Can I get blacklisted for getting one 429 status code per window?


#1

Hi,

It seems I got blacklisted. I’d like to fix this ASAP but I need to understand why I’ve been blacklisted.

The logic I’ve been applying to get data from the API was to perform requests until I get a 429. Then sleep for the given amount of seconds (and a little more). Resume data extraction.

So, I was getting one 429 per window.

  1. Could that be the reason why I got blacklisted?
  2. Does the blacklisting goes off after a specified period of time?
  3. What is the process to follow in order to be removed from the list? I’m quite open to fix my code but I really need to know what I’ve been doing wrong.

Thanks.


#2

Bump?


#3

If you’re on shared hosting, it’s possible to get blacklisted due to abusive activity anywhere else in the IP block.

But generally you wouldn’t get blacklisted for doing what you describe above. Which API methods are you using? Are you handling other error conditions well, like when you get other 400 or 500 series codes? How aggressively are you making requests within a rate limit window?

Are you crawling data? We don’t typically allow for serial collection of data.


#4

For some reason I got removed from the blacklist. Maybe the blacklisting isn’t for life but rather a couple of days.

Now, specifically answering your questions:
Q: Which API methods are you using?
A: get followers/ids and get users/lookup

Q: Are you handling other error conditions well, like when you get other 400 or 500 series codes?
A: I cant recall receiving any other 4xx condition. I occasionally get some 503 (The Twitter servers are up, but overloaded with requests. Try again later). In that case I immediately retry the request (should I add a sleep there too?)

Q: How aggressively are you making requests within a rate limit window?
A: I believe this is the key factor, if I’m not misunderstanding the question. I basically try to run out of requests as soon as possible (no sleep between requests) and the wait for the rest of the window. Probably twitter would expect me to sleep between the requests so that instead of hitting the server very often at the beginning of the window and nothing during the rest of the window, I would hit constantly at during the whole window. Is this correct?

Q: Are you crawling data?
A: I’m actually testing a java library (Twitter4j) and some modifications I made to its code and sent to the author of the library. So I was heavily hitting the API to see if the data I was fetching went along with the one that I could actually see in the page and also checking some other internal code tests. So, I guess that from a Twitter perspective this could have been seen as a crawl. I also started and stopped the processes many times to make the tests resulting in making the same call against the same user more than once. I also think this could be related to the blacklisting.

So far, I added a sleep between calls and everything seems to be OK. I’m also not exhausting all the calls in a window so that should help too.

Btw, thanks for you reply @episod


#5

Hi, did you ever figure this out?
I am actually doing the exact same thing-- running my program until I get the 429 response and then putting it to sleep for 15 minutes.

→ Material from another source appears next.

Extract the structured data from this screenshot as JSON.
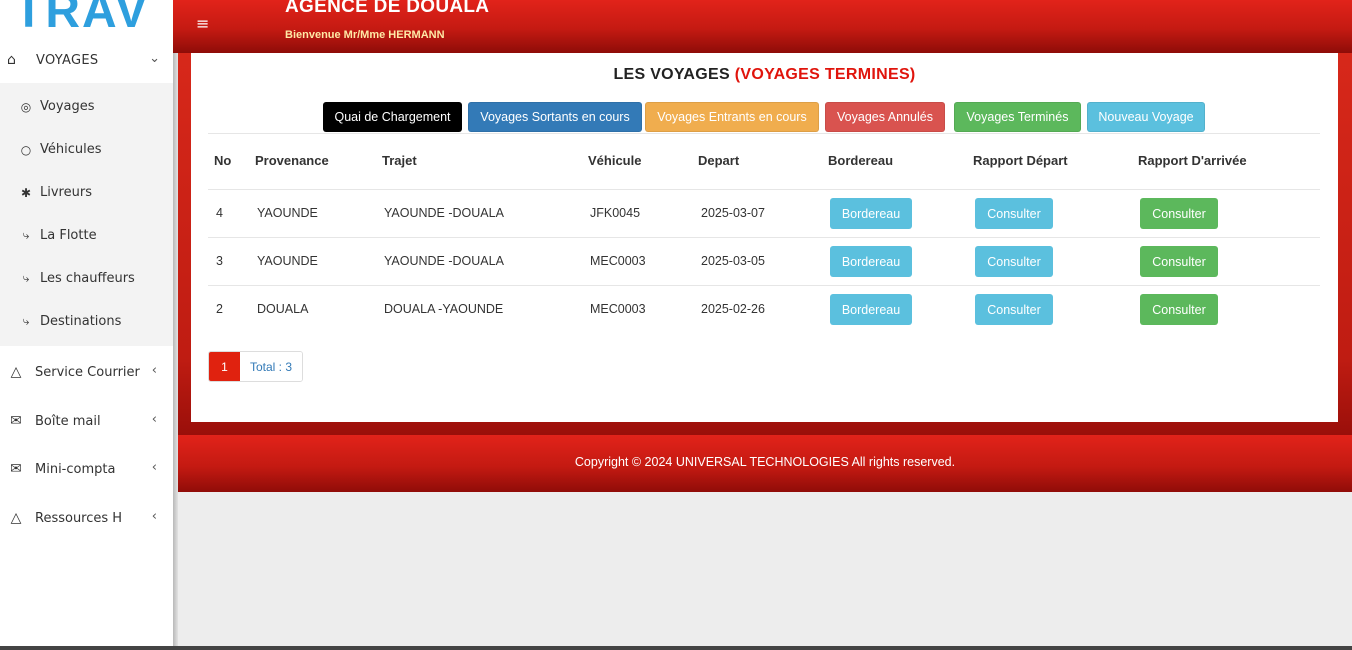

When it continues, it is still out of requests, though, so I changed the sleep time to 20 minutes and when it tries to continue, it gets another 429 response. Not sure what I’m doing wrong, any help would be appreciated! (I’m just searching twitter handles)